The historic panels include an overview of the former Sylvan School and a look at how Citrus Heights got its name. Passers-by who pause will learn about the history of well-known local landmarks including Sylvan Cemetery, the Rusch Home, 14-Mile House and the little-known Florida Inn.
The Florida Inn was once the scene of a popular 1920s roadhouse restaurant, inn and service station near the corner of Auburn Boulevard and Greenback Lane.
The story of some of the oldest, still-operating businesses in Citrus Heights is also told.

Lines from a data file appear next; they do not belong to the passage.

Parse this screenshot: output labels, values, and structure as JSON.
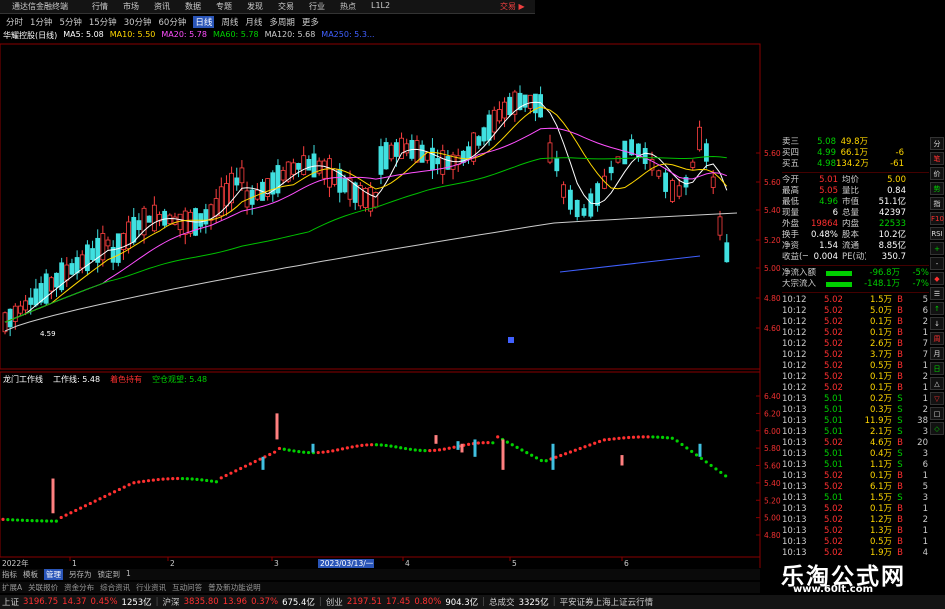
{
  "app": {
    "title": "通达信金融终端",
    "menus": [
      "行情",
      "市场",
      "资讯",
      "数据",
      "专题",
      "发现",
      "交易",
      "行业",
      "热点",
      "L1L2"
    ],
    "right_menu": "交易 ▶"
  },
  "periods": [
    "分时",
    "1分钟",
    "5分钟",
    "15分钟",
    "30分钟",
    "60分钟",
    "日线",
    "周线",
    "月线",
    "多周期",
    "更多"
  ],
  "active_period": "日线",
  "kline_legend": {
    "stock": "华耀控股(日线)",
    "ma5": "MA5: 5.08",
    "ma10": "MA10: 5.50",
    "ma20": "MA20: 5.78",
    "ma60": "MA60: 5.78",
    "ma120": "MA120: 5.68",
    "ma250": "MA250: 5.3..."
  },
  "indicator_legend": {
    "name": "龙门工作线",
    "work_line": "工作线: 5.48",
    "up_label": "着色持有",
    "down_label": "空仓观望: 5.48"
  },
  "price_axis": [
    "5.60",
    "5.60",
    "5.40",
    "5.20",
    "5.00",
    "4.80",
    "4.60"
  ],
  "indicator_axis": [
    "6.40",
    "6.20",
    "6.00",
    "5.80",
    "5.60",
    "5.40",
    "5.20",
    "5.00",
    "4.80"
  ],
  "low_mark": "4.59",
  "date_axis": {
    "start": "2022年",
    "ticks": [
      "1",
      "2",
      "3",
      "4",
      "5",
      "6"
    ],
    "cursor": "2023/03/13/一"
  },
  "bottom_tabs": [
    "指标",
    "模板",
    "管理",
    "另存为",
    "锁定到",
    "1"
  ],
  "active_tab": "管理",
  "func_tabs": [
    "扩展A",
    "关联报价",
    "资金分布",
    "综合资讯",
    "行业资讯",
    "互动问答",
    "普及新功能说明"
  ],
  "quote": {
    "bids": [
      {
        "label": "卖三",
        "price": "5.08",
        "vol": "49.8万",
        "d": "",
        "e": ""
      },
      {
        "label": "买四",
        "price": "4.99",
        "vol": "66.1万",
        "d": "",
        "e": "-6"
      },
      {
        "label": "买五",
        "price": "4.98",
        "vol": "134.2万",
        "d": "",
        "e": "-61"
      }
    ],
    "stats": [
      {
        "k1": "今开",
        "v1": "5.01",
        "k2": "均价",
        "v2": "5.00"
      },
      {
        "k1": "最高",
        "v1": "5.05",
        "k2": "量比",
        "v2": "0.84"
      },
      {
        "k1": "最低",
        "v1": "4.96",
        "k2": "市值",
        "v2": "51.1亿"
      },
      {
        "k1": "现量",
        "v1": "6",
        "k2": "总量",
        "v2": "42397"
      },
      {
        "k1": "外盘",
        "v1": "19864",
        "k2": "内盘",
        "v2": "22533"
      },
      {
        "k1": "换手",
        "v1": "0.48%",
        "k2": "股本",
        "v2": "10.2亿"
      },
      {
        "k1": "净资",
        "v1": "1.54",
        "k2": "流通",
        "v2": "8.85亿"
      },
      {
        "k1": "收益(一)",
        "v1": "0.004",
        "k2": "PE(动)",
        "v2": "350.7"
      }
    ],
    "flow": [
      {
        "label": "净流入额",
        "value": "-96.8万",
        "pct": "-5%"
      },
      {
        "label": "大宗流入",
        "value": "-148.1万",
        "pct": "-7%"
      }
    ],
    "ticks": [
      {
        "t": "10:12",
        "p": "5.02",
        "v": "1.5万",
        "s": "B",
        "n": "5"
      },
      {
        "t": "10:12",
        "p": "5.02",
        "v": "5.0万",
        "s": "B",
        "n": "6"
      },
      {
        "t": "10:12",
        "p": "5.02",
        "v": "0.1万",
        "s": "B",
        "n": "2"
      },
      {
        "t": "10:12",
        "p": "5.02",
        "v": "0.1万",
        "s": "B",
        "n": "1"
      },
      {
        "t": "10:12",
        "p": "5.02",
        "v": "2.6万",
        "s": "B",
        "n": "7"
      },
      {
        "t": "10:12",
        "p": "5.02",
        "v": "3.7万",
        "s": "B",
        "n": "7"
      },
      {
        "t": "10:12",
        "p": "5.02",
        "v": "0.5万",
        "s": "B",
        "n": "1"
      },
      {
        "t": "10:12",
        "p": "5.02",
        "v": "0.1万",
        "s": "B",
        "n": "2"
      },
      {
        "t": "10:12",
        "p": "5.02",
        "v": "0.1万",
        "s": "B",
        "n": "1"
      },
      {
        "t": "10:13",
        "p": "5.01",
        "v": "0.2万",
        "s": "S",
        "n": "1"
      },
      {
        "t": "10:13",
        "p": "5.01",
        "v": "0.3万",
        "s": "S",
        "n": "2"
      },
      {
        "t": "10:13",
        "p": "5.01",
        "v": "11.9万",
        "s": "S",
        "n": "38"
      },
      {
        "t": "10:13",
        "p": "5.01",
        "v": "2.1万",
        "s": "S",
        "n": "3"
      },
      {
        "t": "10:13",
        "p": "5.02",
        "v": "4.6万",
        "s": "B",
        "n": "20"
      },
      {
        "t": "10:13",
        "p": "5.01",
        "v": "0.4万",
        "s": "S",
        "n": "3"
      },
      {
        "t": "10:13",
        "p": "5.01",
        "v": "1.1万",
        "s": "S",
        "n": "6"
      },
      {
        "t": "10:13",
        "p": "5.02",
        "v": "0.1万",
        "s": "B",
        "n": "1"
      },
      {
        "t": "10:13",
        "p": "5.02",
        "v": "6.1万",
        "s": "B",
        "n": "5"
      },
      {
        "t": "10:13",
        "p": "5.01",
        "v": "1.5万",
        "s": "S",
        "n": "3"
      },
      {
        "t": "10:13",
        "p": "5.02",
        "v": "0.1万",
        "s": "B",
        "n": "1"
      },
      {
        "t": "10:13",
        "p": "5.02",
        "v": "1.2万",
        "s": "B",
        "n": "2"
      },
      {
        "t": "10:13",
        "p": "5.02",
        "v": "1.3万",
        "s": "B",
        "n": "1"
      },
      {
        "t": "10:13",
        "p": "5.02",
        "v": "0.5万",
        "s": "B",
        "n": "1"
      },
      {
        "t": "10:13",
        "p": "5.02",
        "v": "1.9万",
        "s": "B",
        "n": "4"
      }
    ]
  },
  "toolstrip": [
    "分",
    "笔",
    "价",
    "势",
    "指",
    "F10",
    "RSI",
    "+",
    "-",
    "◆",
    "☰",
    "↑",
    "↓",
    "周",
    "月",
    "日",
    "△",
    "▽",
    "□",
    "◇"
  ],
  "ticker": {
    "sh_label": "上证",
    "sh_val": "3196.75",
    "sh_chg": "14.37",
    "sh_pct": "0.45%",
    "sh_amt": "1253亿",
    "sz_label": "沪深",
    "sz_val": "3835.80",
    "sz_chg": "13.96",
    "sz_pct": "0.37%",
    "sz_amt": "675.4亿",
    "cy_label": "创业",
    "cy_val": "2197.51",
    "cy_chg": "17.45",
    "cy_pct": "0.80%",
    "cy_amt": "904.3亿",
    "total_label": "总成交",
    "total_val": "3325亿",
    "broker": "平安证券上海上证云行情"
  },
  "watermark": {
    "main": "乐淘公式网",
    "url": "www.60lt.com"
  },
  "bottom_right_label": "图文F10"
}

Harris Industrial Gases at 8475 Auburn Blvd., has been operating in the same location since 1936, and the Price Funeral Home on Sunrise Boulevard near Greenback Lane since the early 1960s. Both businesses were profiled in Sentinel feature stories last year.
A look back at the history of Mitchell Farms, now a new residential subdivision in development and the seasonally popular Pumpkin Farm are also featured in the window display panels.
“The panels provide an opportunity to re-introduce the Citrus Heights Historical Society to the local community and to share the rich history of our city,” Fritz said. Use of the window displays by the society is being provided by the management of Sunrise Mall at no cost.
“We do have many more display panels which we hope to create and then exhibit,” he added. The display panels are typically set up at the Rusch Home during the annual Sunday Funday event at Rusch Park.
Lacking a physical museum of its own to showcase many of the historical artifacts in its collection, the Citrus Heights Historical Society’s new presence at the Sunrise Mall, in an especially prominent new public location, serves to “showcase its continuing involvement in the community and we hope will boost potential membership,” Fritz said.
Those interested in learning more about the Citrus Heights Historical Society can find more information on their Facebook page.
*Note: The Sentinel’s policy is to disclose any potential conflicts of interest to our readers. This article was written by Thomas J. Sullivan, who is a contributing writer to The Sentinel and also a member of the Citrus Heights Historical Society.
Thanks for reading The Sentinel. You are either trying to access subscribers-only content or you have reached your limit of 5 free articles per 30 days. Click here to sign in or subscribe.